With integrated TVs, sound systems and lighting you can create a range of moods in your kitchen. With the touch of a button set the lights, start the music and set the room temperature for when you are entertaining guests, relaxing or cooking up a storm. The specialists at Applied Home Automation install systems that provide the ultimate in comfort and convenience. The system can make everything in the kitchen and across the whole house work together. With intercoms around the house you can call the kids and flash the lights in their room when it’s time for dinner, you could even turn off their TVs from your touchscreen downstairs. The possibilities are endless!
Expert view - Let there be light
Lighting design is often overlooked but it can make a huge difference, especially in a room you expect so much from. Bright lights for food preparation may need to become soft and seductive for socialising and eating.
Chris Watts of South West-based Chris Watts Lighting Design advises using lighting to enhance your space, whether your kitchen is an airy, modern room with clean lines and minimal clutter or a more traditional country style farmhouse look, the lighting needs to work in the space on several different levels.
• Practical – lights need to be in the right position and bright enough to work by.
Lighting should illuminate work surfaces without creating shadows.
• Architectural features – you’d be surprised how lighting can create an illusion
of space and depth, or accent particular areas in a room.
• Mood – being able to adjust lighting levels or highlight particular areas can
make the space feel very different depending on how you’re using it.
‘I have always approached each design by firstly listening to the client – how do they use the space, what does it mean to them, how do they want to feel and is there anything they especially like or don’t like about it, says Chris. ‘The result – a lighting scheme that works with your other design elements to create an inviting environment to work, entertain and relax in.’
Expert view – window dressings
The windows in most rooms are a centrepiece, but in kitchens they can often be forgotten. While curtains can seem de trope or even impractical – too many of us settle for a rubber backed roller blind or nothing at all. Interior designers Barnes of Ashburton offer a few tips.
1. Choose a Roller blind in a moisture resistant fabric for a kitchen window situated by a sink.
2. Roller blinds are an excellent way of adding blocks of colour or pattern to a kitchen
3. Vertical blinds are cheaper alternative to curtains for large patio windows and much more effective at controlling the light.
4. If you want to ‘soften’ the look of a window with blinds and privacy isn’t an issue, then sheer fabrics are perfect! They gently filter the light without blocking the view.
5. When it comes to fine-tuning light control, Wooden Venetian blinds are by far the best. Available in a wide range of colours and wood finishes, both corded and taped.
6. Gliding Track Shutters are ideal for large modern windows. With their discreet track system and smooth operation, shutter panels glide effortlessly, creating privacy and light control when it is needed.
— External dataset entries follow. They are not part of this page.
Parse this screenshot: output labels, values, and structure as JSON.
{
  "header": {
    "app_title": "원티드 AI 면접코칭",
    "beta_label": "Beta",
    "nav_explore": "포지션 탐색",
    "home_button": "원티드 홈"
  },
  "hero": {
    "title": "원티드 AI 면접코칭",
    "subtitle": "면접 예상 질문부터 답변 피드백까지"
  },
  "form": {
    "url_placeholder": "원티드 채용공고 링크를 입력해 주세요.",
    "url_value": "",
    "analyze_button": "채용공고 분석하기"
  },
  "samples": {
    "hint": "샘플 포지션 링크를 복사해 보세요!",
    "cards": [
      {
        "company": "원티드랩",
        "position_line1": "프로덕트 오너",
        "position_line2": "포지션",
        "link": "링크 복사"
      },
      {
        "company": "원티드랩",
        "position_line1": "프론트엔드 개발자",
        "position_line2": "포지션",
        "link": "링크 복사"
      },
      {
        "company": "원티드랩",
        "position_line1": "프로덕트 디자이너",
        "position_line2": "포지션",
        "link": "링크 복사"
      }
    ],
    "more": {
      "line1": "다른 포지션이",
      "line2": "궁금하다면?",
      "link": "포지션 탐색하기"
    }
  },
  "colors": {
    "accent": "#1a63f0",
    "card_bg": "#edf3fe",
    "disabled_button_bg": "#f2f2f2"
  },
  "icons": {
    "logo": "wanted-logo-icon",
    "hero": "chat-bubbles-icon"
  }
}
And when not in use, the system stacks back allowing you to enjoy your view.
7. Use ceiling mounted sliding panels to create a room divider between cooking and eating areas or between dining and living areas.
8. Curtains are impractical in a kitchen; they waft around and get in the way! Roller blinds are a much better option as they’re discrete, slim fitting and suit the modern lines of today’s kitchens.